_ABOUT THIS TASK:_
Could you please write out each line of the records exactly, minus the pictures?

GIVEN INFORMATION START

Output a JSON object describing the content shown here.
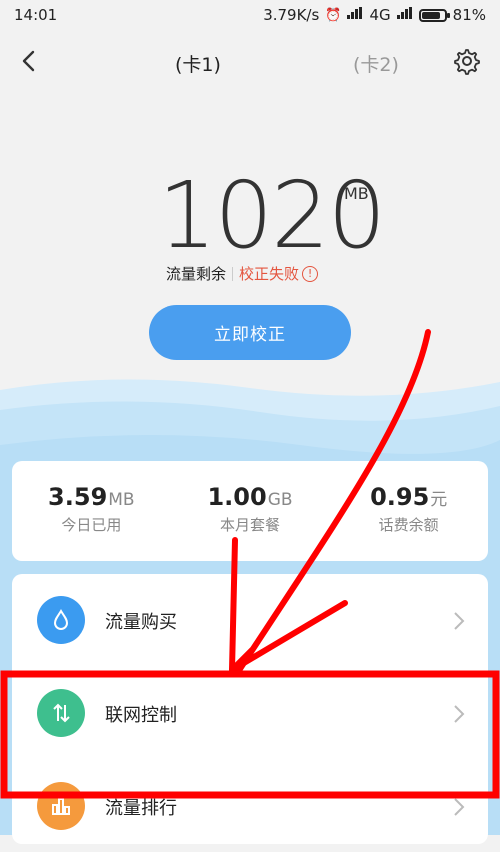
{
  "status_bar": {
    "time": "14:01",
    "speed": "3.79K/s",
    "network": "4G",
    "battery": "81%",
    "battery_level": 0.81
  },
  "header": {
    "tab1": "(卡1)",
    "tab2": "(卡2)"
  },
  "remaining": {
    "value": "1020",
    "unit": "MB",
    "label": "流量剩余",
    "fail_text": "校正失败",
    "fail_icon": "!"
  },
  "calibrate_button": "立即校正",
  "stats": [
    {
      "value": "3.59",
      "unit": "MB",
      "label": "今日已用"
    },
    {
      "value": "1.00",
      "unit": "GB",
      "label": "本月套餐"
    },
    {
      "value": "0.95",
      "unit": "元",
      "label": "话费余额"
    }
  ],
  "menu": [
    {
      "label": "流量购买",
      "icon": "droplet-icon",
      "color": "#3b9bf0"
    },
    {
      "label": "联网控制",
      "icon": "updown-arrows-icon",
      "color": "#3ebf8e"
    },
    {
      "label": "流量排行",
      "icon": "bar-chart-icon",
      "color": "#f59a3d"
    }
  ],
  "colors": {
    "accent": "#4a9eef",
    "error": "#e4553f",
    "annotation": "#ff0000"
  }
}
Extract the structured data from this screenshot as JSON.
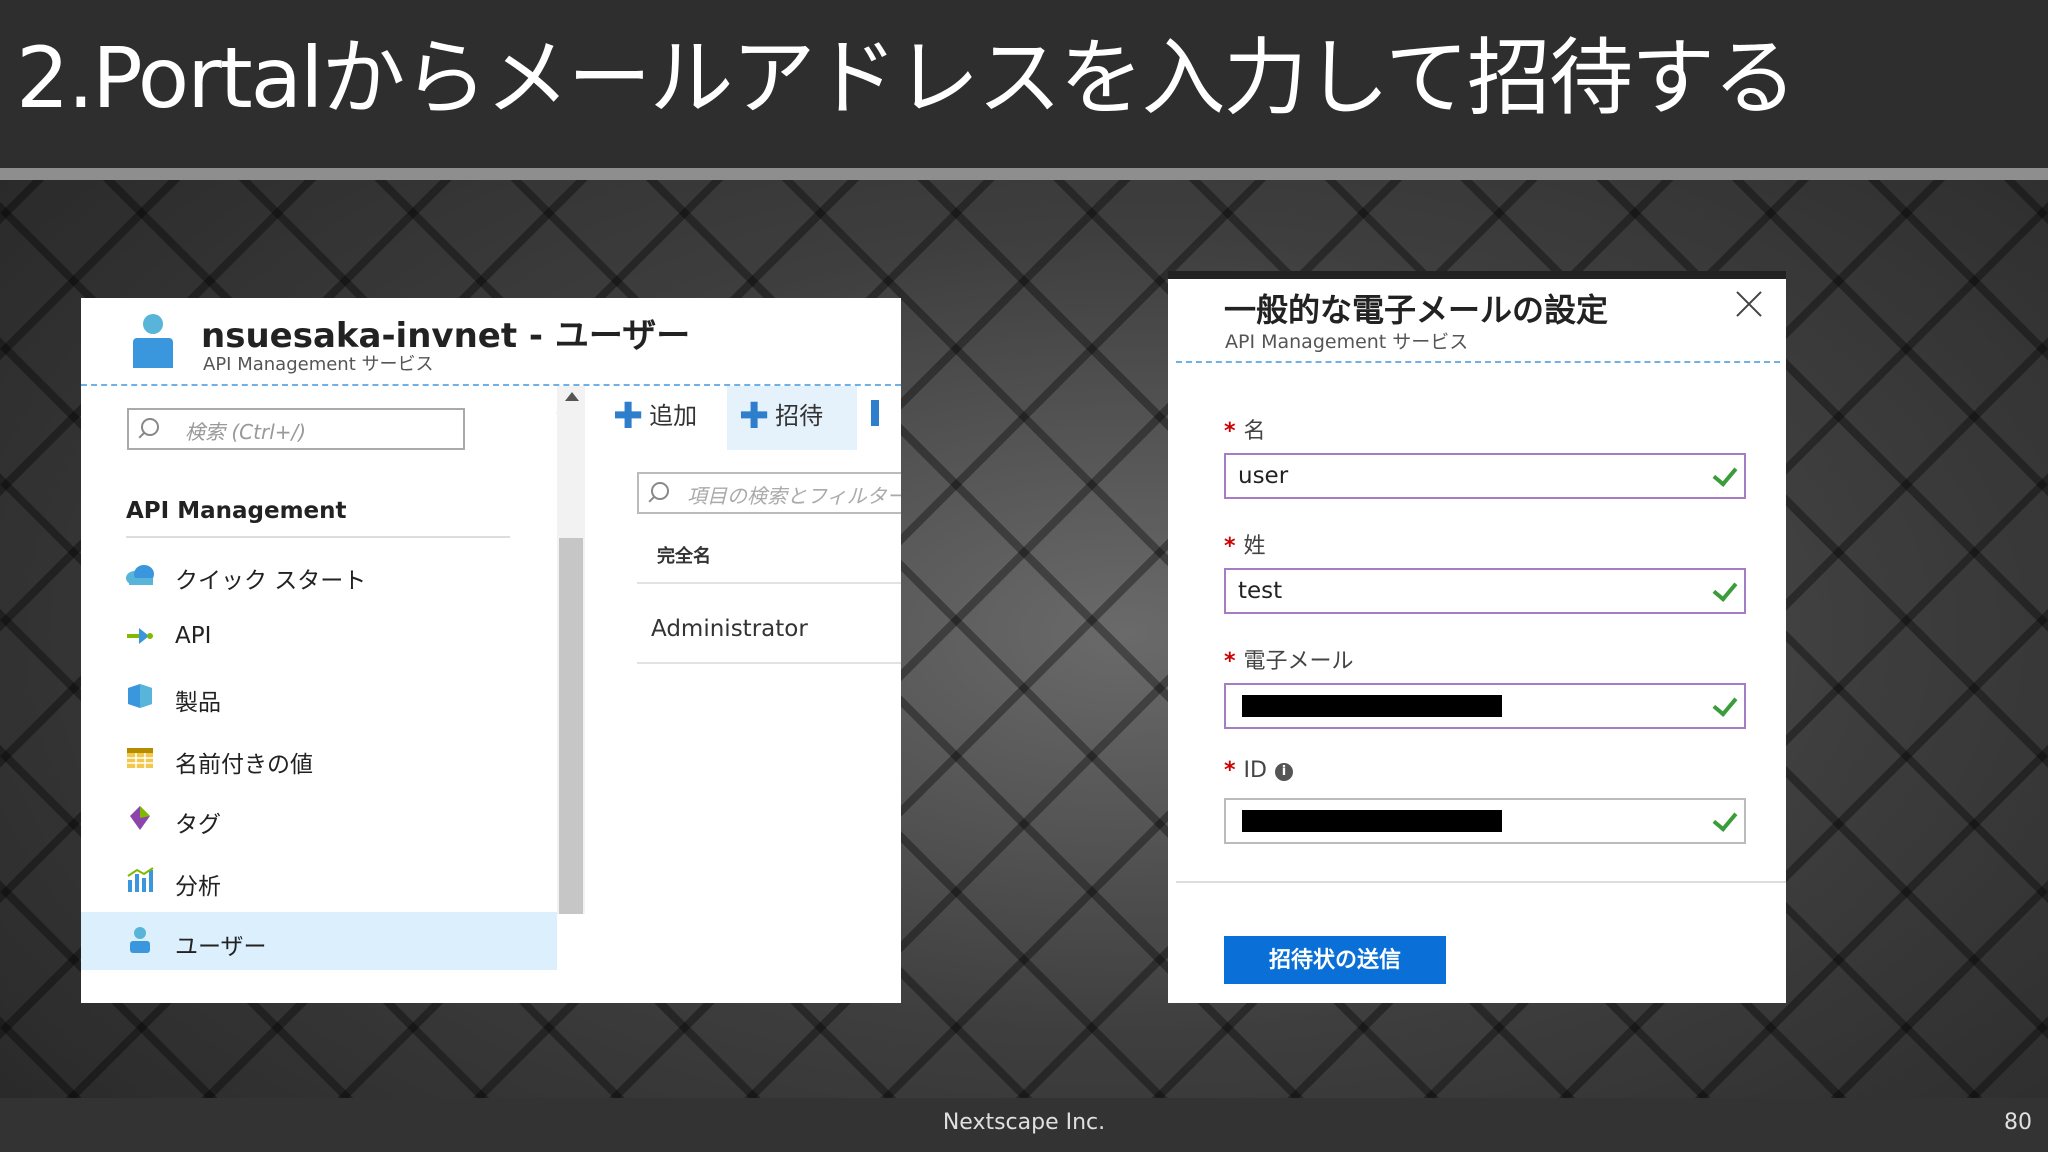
{
  "slide": {
    "title": "2.Portalからメールアドレスを入力して招待する",
    "footer_company": "Nextscape Inc.",
    "page_number": "80"
  },
  "left_panel": {
    "blade_title": "nsuesaka-invnet - ユーザー",
    "blade_subtitle": "API Management サービス",
    "search_placeholder": "検索 (Ctrl+/)",
    "collapse_glyph": "«",
    "section_title": "API Management",
    "nav_items": [
      {
        "label": "クイック スタート",
        "icon": "cloud-icon"
      },
      {
        "label": "API",
        "icon": "api-arrow-icon"
      },
      {
        "label": "製品",
        "icon": "product-box-icon"
      },
      {
        "label": "名前付きの値",
        "icon": "table-icon"
      },
      {
        "label": "タグ",
        "icon": "tag-icon"
      },
      {
        "label": "分析",
        "icon": "analytics-icon"
      },
      {
        "label": "ユーザー",
        "icon": "user-icon",
        "selected": true
      }
    ],
    "toolbar": {
      "add_label": "追加",
      "invite_label": "招待",
      "plus_glyph": "✚"
    },
    "filter_placeholder": "項目の検索とフィルター...",
    "column_header": "完全名",
    "rows": [
      "Administrator"
    ]
  },
  "right_panel": {
    "title": "一般的な電子メールの設定",
    "subtitle": "API Management サービス",
    "required_marker": "*",
    "fields": {
      "first_name": {
        "label": "名",
        "value": "user"
      },
      "last_name": {
        "label": "姓",
        "value": "test"
      },
      "email": {
        "label": "電子メール",
        "value": ""
      },
      "id": {
        "label": "ID",
        "value": ""
      }
    },
    "info_glyph": "i",
    "send_button": "招待状の送信"
  },
  "colors": {
    "accent_blue": "#0a6fd6",
    "selected_row": "#dceffc",
    "field_border": "#a67cc4",
    "valid_check": "#3a9d3a",
    "required_red": "#cc0000"
  }
}
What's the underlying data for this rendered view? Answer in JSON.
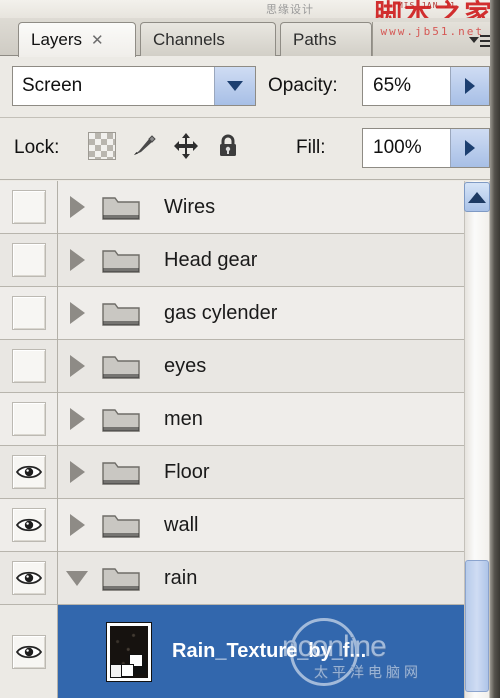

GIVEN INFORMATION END

_TASK SOLUTION:_
Output a JSON object describing the content shown here.
{
  "status_bar": {
    "time": "14:01",
    "speed": "3.79K/s",
    "network": "4G",
    "battery": "81%",
    "battery_level": 0.81
  },
  "header": {
    "tab1": "(卡1)",
    "tab2": "(卡2)"
  },
  "remaining": {
    "value": "1020",
    "unit": "MB",
    "label": "流量剩余",
    "fail_text": "校正失败",
    "fail_icon": "!"
  },
  "calibrate_button": "立即校正",
  "stats": [
    {
      "value": "3.59",
      "unit": "MB",
      "label": "今日已用"
    },
    {
      "value": "1.00",
      "unit": "GB",
      "label": "本月套餐"
    },
    {
      "value": "0.95",
      "unit": "元",
      "label": "话费余额"
    }
  ],
  "menu": [
    {
      "label": "流量购买",
      "icon": "droplet-icon",
      "color": "#3b9bf0"
    },
    {
      "label": "联网控制",
      "icon": "updown-arrows-icon",
      "color": "#3ebf8e"
    },
    {
      "label": "流量排行",
      "icon": "bar-chart-icon",
      "color": "#f59a3d"
    }
  ],
  "colors": {
    "accent": "#4a9eef",
    "error": "#e4553f",
    "annotation": "#ff0000"
  }
}
Extract the structured data from this screenshot as JSON.
{
  "slide": {
    "title": "2.Portalからメールアドレスを入力して招待する",
    "footer_company": "Nextscape Inc.",
    "page_number": "80"
  },
  "left_panel": {
    "blade_title": "nsuesaka-invnet - ユーザー",
    "blade_subtitle": "API Management サービス",
    "search_placeholder": "検索 (Ctrl+/)",
    "collapse_glyph": "«",
    "section_title": "API Management",
    "nav_items": [
      {
        "label": "クイック スタート",
        "icon": "cloud-icon"
      },
      {
        "label": "API",
        "icon": "api-arrow-icon"
      },
      {
        "label": "製品",
        "icon": "product-box-icon"
      },
      {
        "label": "名前付きの値",
        "icon": "table-icon"
      },
      {
        "label": "タグ",
        "icon": "tag-icon"
      },
      {
        "label": "分析",
        "icon": "analytics-icon"
      },
      {
        "label": "ユーザー",
        "icon": "user-icon",
        "selected": true
      }
    ],
    "toolbar": {
      "add_label": "追加",
      "invite_label": "招待",
      "plus_glyph": "✚"
    },
    "filter_placeholder": "項目の検索とフィルター...",
    "column_header": "完全名",
    "rows": [
      "Administrator"
    ]
  },
  "right_panel": {
    "title": "一般的な電子メールの設定",
    "subtitle": "API Management サービス",
    "required_marker": "*",
    "fields": {
      "first_name": {
        "label": "名",
        "value": "user"
      },
      "last_name": {
        "label": "姓",
        "value": "test"
      },
      "email": {
        "label": "電子メール",
        "value": ""
      },
      "id": {
        "label": "ID",
        "value": ""
      }
    },
    "info_glyph": "i",
    "send_button": "招待状の送信"
  },
  "colors": {
    "accent_blue": "#0a6fd6",
    "selected_row": "#dceffc",
    "field_border": "#a67cc4",
    "valid_check": "#3a9d3a",
    "required_red": "#cc0000"
  }
}
What's the underlying data for this rendered view? Answer in JSON.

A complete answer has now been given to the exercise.